The next transition is when you park your bike and if you’re wearing bike shoes like I do, you need to switch from those shoes into your running shoes. For the first transition, I had little rocks on the bottom of my feet from walking from the lake to the transition area. There were people running to transition but those rocks hurt when you step on them!
There I was trying to stand on one foot but doing more wobbling than anything else while brushing the rocks off the bottom of my feet then putting my sock and shoe on. That’s when it popped into my head – core engaged, shoulders back and down and my balance instantly became better.
Many times we don’t realize how important balance is in our day to day lives until we run into an issue. Ask anyone who has had vertigo how important balance is.
How do we strengthen our balance?
There are several exercises that will help improve balance. Most important is to work on your core strength because a strong midsection can help you get control when you wobble. Planks are a great exercise for a strong midsection. Start with three 30 second planks and build from there then add these four exercises:
- Balance on one leg. Keeping the wall or a chair within touching distance, pick one foot off the ground while standing on the other leg. Repeat on the other side.
- Leg swings. Standing on one leg, pick the other up off the ground and swing it forward and backward. Repeat on the other side.
- One legged squat. Stand with your feet shoulder width apart. Place your right foot just ahead of you then squat on your left leg by putting your rear back as you would when sitting down in a chair. Repeat on the other side.
- One legged dead lift. Balance on your right foot then slowly forward at the hips. Keep your back flat and your abs tight to maintain your form. Only bend as far as you feel comfortable.
If at ANY time, these exercises do not feel natural or you are struggling, it’s best to get in contact with a trainer or instructor that can help you.

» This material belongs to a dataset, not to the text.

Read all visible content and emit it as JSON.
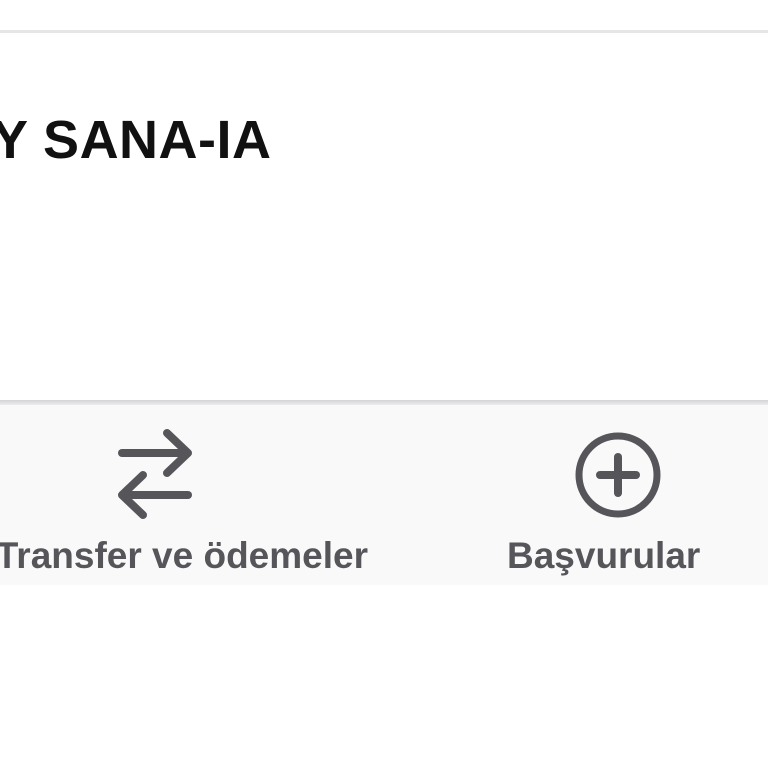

People are often unaware that their balance or coordination may be slipping as they get older. A doctor once wrote that if you want to live longer, don’t fall. Strengthening your body and keeping your balance and coordination strong will help you keep your body stable.
To your health,